Given the records below, pull every line with the word "Pixels" into the answer.

.....

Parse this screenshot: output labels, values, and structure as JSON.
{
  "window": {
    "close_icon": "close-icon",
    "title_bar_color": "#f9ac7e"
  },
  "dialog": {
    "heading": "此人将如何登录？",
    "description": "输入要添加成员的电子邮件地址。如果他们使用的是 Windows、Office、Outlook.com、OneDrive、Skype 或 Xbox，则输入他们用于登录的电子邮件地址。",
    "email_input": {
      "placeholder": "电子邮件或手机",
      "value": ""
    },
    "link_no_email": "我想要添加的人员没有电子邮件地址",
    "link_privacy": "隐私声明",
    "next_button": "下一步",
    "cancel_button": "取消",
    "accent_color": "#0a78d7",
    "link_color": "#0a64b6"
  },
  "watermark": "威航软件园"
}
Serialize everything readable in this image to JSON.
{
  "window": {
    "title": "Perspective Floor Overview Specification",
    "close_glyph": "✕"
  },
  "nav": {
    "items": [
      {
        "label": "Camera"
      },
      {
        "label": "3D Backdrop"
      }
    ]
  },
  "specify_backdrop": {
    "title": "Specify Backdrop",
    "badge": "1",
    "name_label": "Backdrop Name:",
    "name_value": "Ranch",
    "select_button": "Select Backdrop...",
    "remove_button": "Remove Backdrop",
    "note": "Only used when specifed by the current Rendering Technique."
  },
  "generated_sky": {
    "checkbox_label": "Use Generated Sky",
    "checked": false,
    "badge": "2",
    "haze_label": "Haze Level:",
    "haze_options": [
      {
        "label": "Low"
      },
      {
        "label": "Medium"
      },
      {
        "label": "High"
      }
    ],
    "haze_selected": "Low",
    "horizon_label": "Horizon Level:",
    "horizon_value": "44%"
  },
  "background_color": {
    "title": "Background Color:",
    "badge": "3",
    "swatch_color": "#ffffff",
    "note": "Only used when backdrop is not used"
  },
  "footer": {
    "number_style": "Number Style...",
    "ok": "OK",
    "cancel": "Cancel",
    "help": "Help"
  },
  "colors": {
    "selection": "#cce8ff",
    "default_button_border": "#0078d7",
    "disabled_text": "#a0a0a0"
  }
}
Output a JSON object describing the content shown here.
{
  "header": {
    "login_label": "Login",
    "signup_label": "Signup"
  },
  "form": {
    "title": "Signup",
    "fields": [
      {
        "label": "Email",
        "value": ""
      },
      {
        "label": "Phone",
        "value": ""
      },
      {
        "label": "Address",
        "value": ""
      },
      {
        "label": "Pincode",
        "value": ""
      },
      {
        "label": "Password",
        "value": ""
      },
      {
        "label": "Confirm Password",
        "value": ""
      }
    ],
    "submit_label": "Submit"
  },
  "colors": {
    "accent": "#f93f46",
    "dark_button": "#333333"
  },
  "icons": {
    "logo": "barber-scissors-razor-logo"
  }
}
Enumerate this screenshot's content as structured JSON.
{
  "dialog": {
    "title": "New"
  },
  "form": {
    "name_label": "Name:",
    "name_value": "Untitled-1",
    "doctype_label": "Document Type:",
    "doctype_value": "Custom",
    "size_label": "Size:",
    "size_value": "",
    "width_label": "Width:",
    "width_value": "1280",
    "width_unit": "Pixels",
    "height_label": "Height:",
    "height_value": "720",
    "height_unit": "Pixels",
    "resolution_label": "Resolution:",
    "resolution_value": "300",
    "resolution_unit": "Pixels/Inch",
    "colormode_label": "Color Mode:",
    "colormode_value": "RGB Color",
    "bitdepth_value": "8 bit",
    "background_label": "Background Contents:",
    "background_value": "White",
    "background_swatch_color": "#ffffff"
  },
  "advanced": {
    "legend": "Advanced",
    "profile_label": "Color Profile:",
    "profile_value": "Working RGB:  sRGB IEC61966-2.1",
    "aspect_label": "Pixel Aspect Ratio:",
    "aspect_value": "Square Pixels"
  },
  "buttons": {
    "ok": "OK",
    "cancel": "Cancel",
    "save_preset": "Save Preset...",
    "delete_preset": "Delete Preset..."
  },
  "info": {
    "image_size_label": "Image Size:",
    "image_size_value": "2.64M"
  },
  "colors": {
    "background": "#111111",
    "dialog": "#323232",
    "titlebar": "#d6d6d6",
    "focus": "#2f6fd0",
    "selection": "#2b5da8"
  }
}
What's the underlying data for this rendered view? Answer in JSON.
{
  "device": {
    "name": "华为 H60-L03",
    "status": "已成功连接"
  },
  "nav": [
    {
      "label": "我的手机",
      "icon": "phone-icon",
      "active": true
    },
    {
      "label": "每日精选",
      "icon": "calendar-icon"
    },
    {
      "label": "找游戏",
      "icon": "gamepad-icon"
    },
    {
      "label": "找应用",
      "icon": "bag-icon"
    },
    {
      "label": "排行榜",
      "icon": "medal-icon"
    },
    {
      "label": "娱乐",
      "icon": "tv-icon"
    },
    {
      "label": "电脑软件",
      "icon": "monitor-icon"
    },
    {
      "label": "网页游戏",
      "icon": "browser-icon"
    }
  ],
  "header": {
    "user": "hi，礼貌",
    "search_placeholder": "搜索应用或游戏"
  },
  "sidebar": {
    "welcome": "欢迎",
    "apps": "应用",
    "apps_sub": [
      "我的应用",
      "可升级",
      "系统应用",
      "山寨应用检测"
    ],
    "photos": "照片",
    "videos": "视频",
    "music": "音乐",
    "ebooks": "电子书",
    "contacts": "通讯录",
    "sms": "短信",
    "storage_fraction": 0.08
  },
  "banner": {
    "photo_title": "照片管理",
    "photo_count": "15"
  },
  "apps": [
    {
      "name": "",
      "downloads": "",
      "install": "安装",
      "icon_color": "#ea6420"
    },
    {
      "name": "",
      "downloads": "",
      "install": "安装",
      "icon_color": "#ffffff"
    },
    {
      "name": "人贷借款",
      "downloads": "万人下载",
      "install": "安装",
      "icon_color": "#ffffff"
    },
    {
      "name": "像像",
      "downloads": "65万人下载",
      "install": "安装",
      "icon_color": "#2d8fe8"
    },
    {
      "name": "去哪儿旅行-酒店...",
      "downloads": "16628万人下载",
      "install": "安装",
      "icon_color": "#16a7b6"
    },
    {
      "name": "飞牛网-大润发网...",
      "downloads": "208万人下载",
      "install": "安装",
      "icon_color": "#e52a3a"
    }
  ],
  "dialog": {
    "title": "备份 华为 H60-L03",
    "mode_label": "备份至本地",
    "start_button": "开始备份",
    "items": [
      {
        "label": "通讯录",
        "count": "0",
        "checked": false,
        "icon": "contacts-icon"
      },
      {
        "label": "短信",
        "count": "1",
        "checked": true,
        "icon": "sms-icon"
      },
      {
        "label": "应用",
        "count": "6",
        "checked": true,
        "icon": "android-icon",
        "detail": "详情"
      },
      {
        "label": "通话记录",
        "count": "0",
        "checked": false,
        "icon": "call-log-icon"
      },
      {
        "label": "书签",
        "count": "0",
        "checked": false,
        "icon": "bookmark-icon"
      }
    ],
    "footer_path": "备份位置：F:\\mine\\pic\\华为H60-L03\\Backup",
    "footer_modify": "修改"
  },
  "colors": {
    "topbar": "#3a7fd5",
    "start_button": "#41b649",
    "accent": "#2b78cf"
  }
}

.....

• _Expected output_:
    "width_unit": "Pixels",
    "height_unit": "Pixels",
    "resolution_unit": "Pixels/Inch",
    "aspect_value": "Square Pixels"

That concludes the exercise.